──────── RECORDS SUPPLIED ────────

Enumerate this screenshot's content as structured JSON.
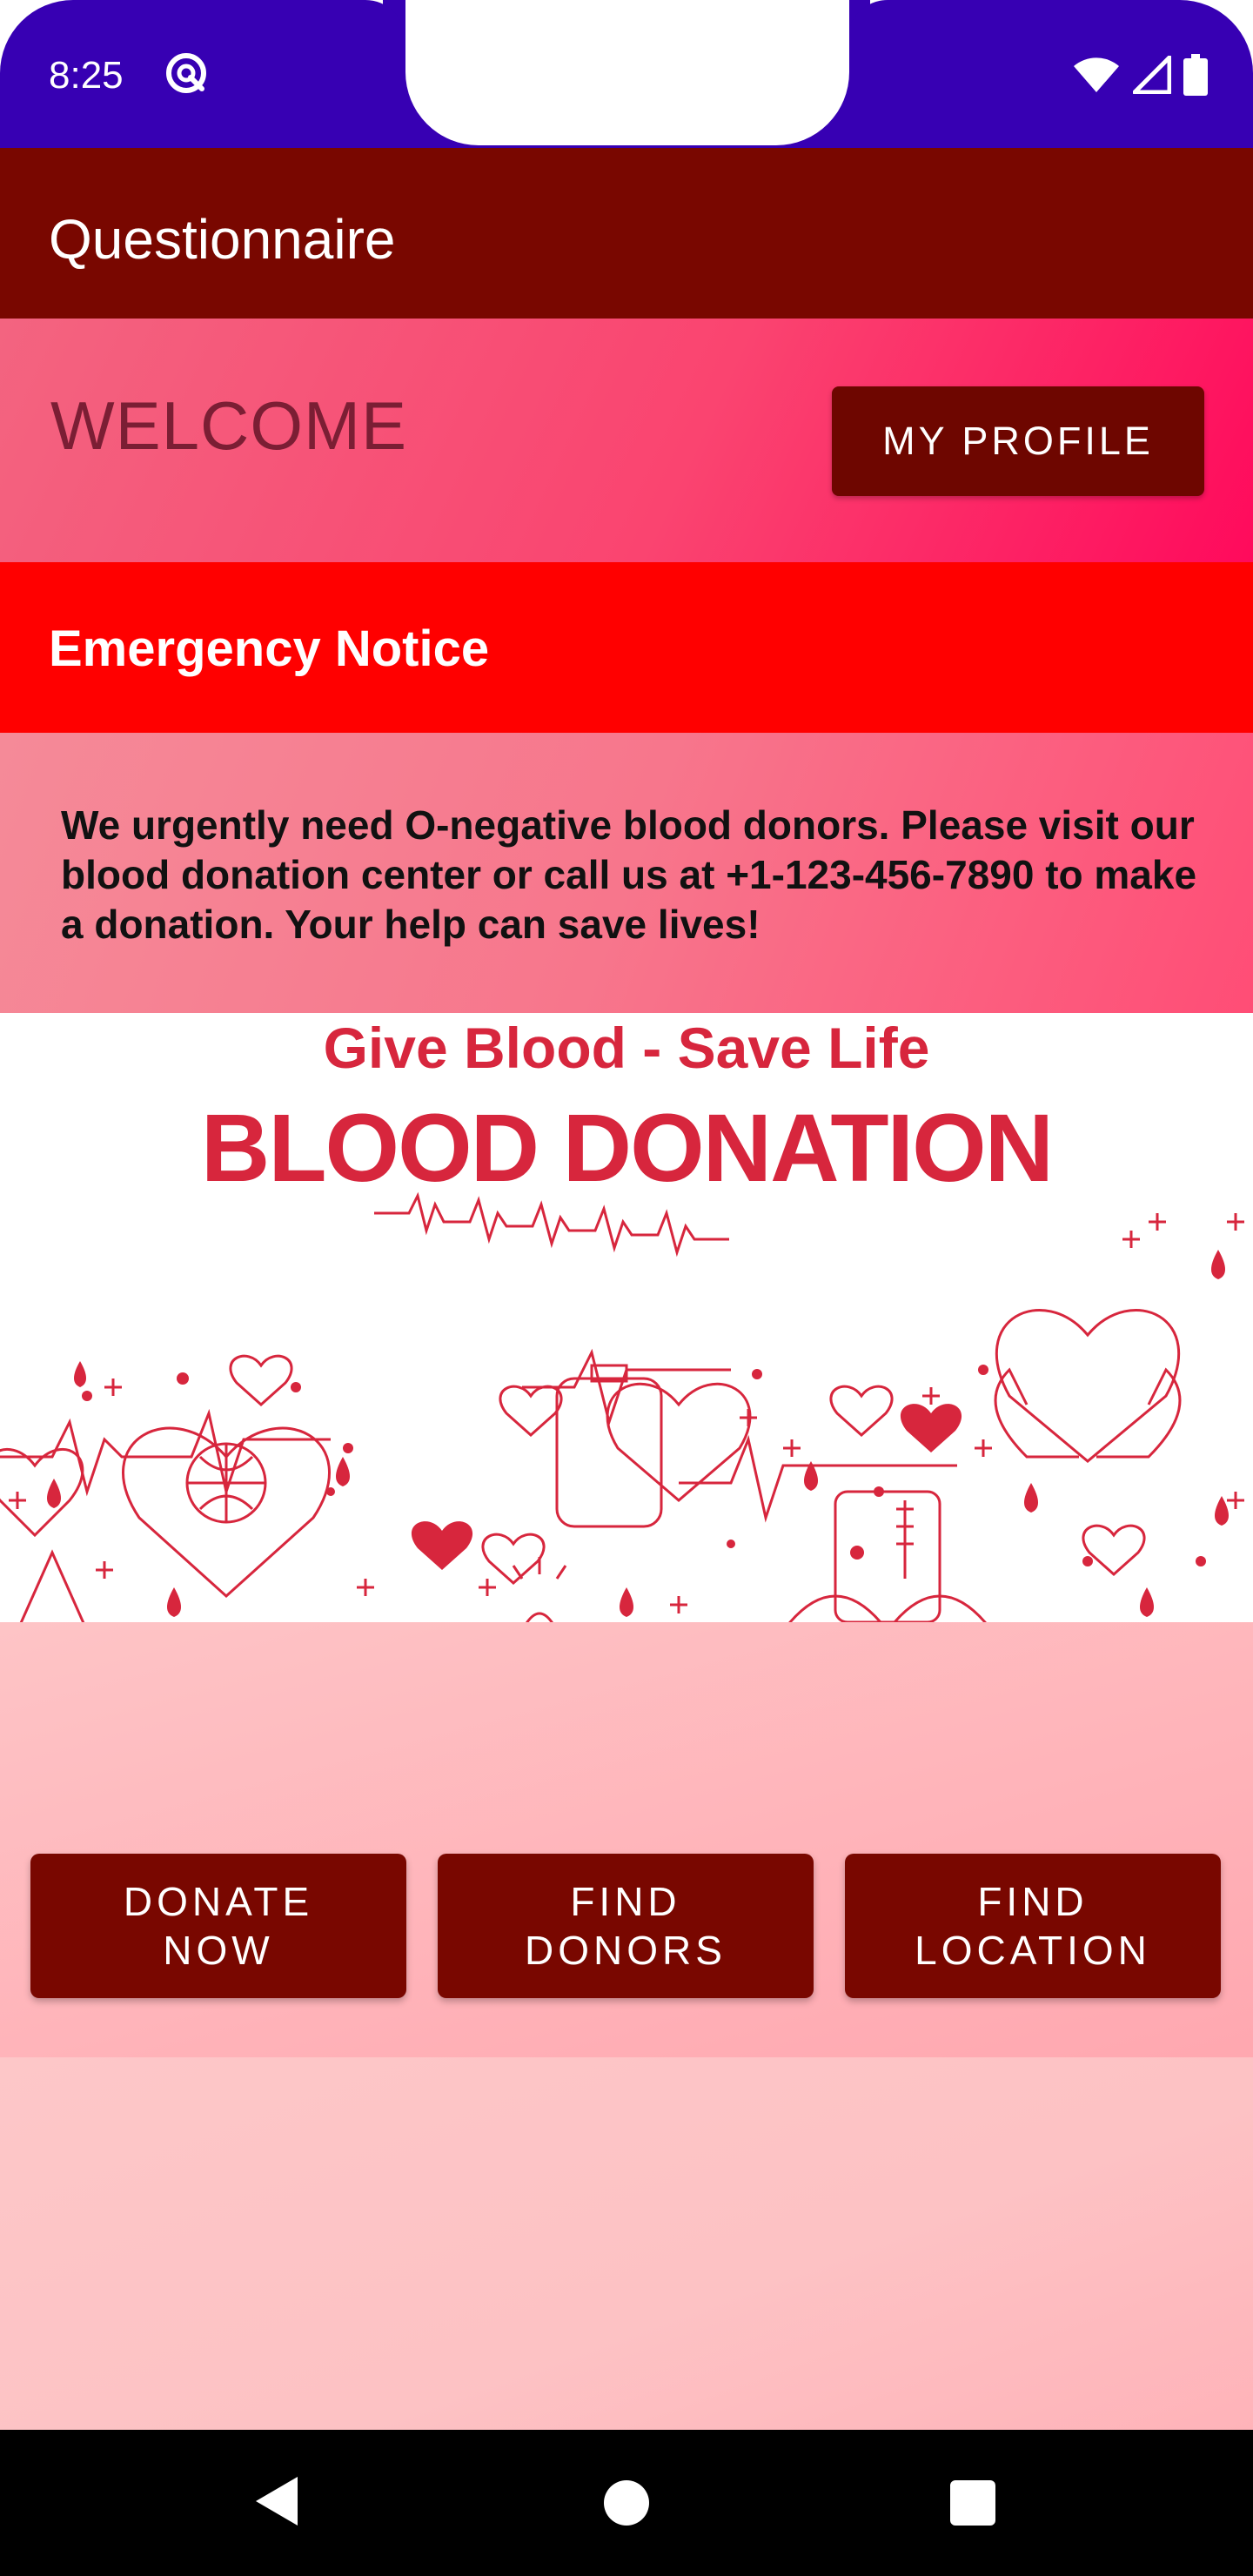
{
  "status_bar": {
    "time": "8:25",
    "icons": [
      "app-notification-icon",
      "wifi-icon",
      "signal-icon",
      "battery-icon"
    ]
  },
  "app_bar": {
    "title": "Questionnaire"
  },
  "welcome": {
    "text": "WELCOME",
    "profile_button": "MY PROFILE"
  },
  "emergency": {
    "title": "Emergency Notice",
    "message": "We urgently need O-negative blood donors. Please visit our blood donation center or call us at +1-123-456-7890 to make a donation. Your help can save lives!"
  },
  "banner": {
    "subtitle": "Give Blood - Save Life",
    "title": "BLOOD DONATION"
  },
  "actions": {
    "donate": "DONATE\nNOW",
    "find_donors": "FIND\nDONORS",
    "find_location": "FIND\nLOCATION"
  },
  "nav": {
    "icons": [
      "back-icon",
      "home-icon",
      "recents-icon"
    ]
  },
  "colors": {
    "status_bar": "#3700b3",
    "app_bar": "#790700",
    "emergency": "#ff0000",
    "button": "#790700",
    "accent_red": "#d7263d"
  }
}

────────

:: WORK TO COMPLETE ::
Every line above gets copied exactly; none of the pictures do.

:: TASK RESULT ::
Enumerate this screenshot's content as structured JSON.
{
  "status_bar": {
    "time": "8:25",
    "icons": [
      "app-notification-icon",
      "wifi-icon",
      "signal-icon",
      "battery-icon"
    ]
  },
  "app_bar": {
    "title": "Questionnaire"
  },
  "welcome": {
    "text": "WELCOME",
    "profile_button": "MY PROFILE"
  },
  "emergency": {
    "title": "Emergency Notice",
    "message": "We urgently need O-negative blood donors. Please visit our blood donation center or call us at +1-123-456-7890 to make a donation. Your help can save lives!"
  },
  "banner": {
    "subtitle": "Give Blood - Save Life",
    "title": "BLOOD DONATION"
  },
  "actions": {
    "donate": "DONATE\nNOW",
    "find_donors": "FIND\nDONORS",
    "find_location": "FIND\nLOCATION"
  },
  "nav": {
    "icons": [
      "back-icon",
      "home-icon",
      "recents-icon"
    ]
  },
  "colors": {
    "status_bar": "#3700b3",
    "app_bar": "#790700",
    "emergency": "#ff0000",
    "button": "#790700",
    "accent_red": "#d7263d"
  }
}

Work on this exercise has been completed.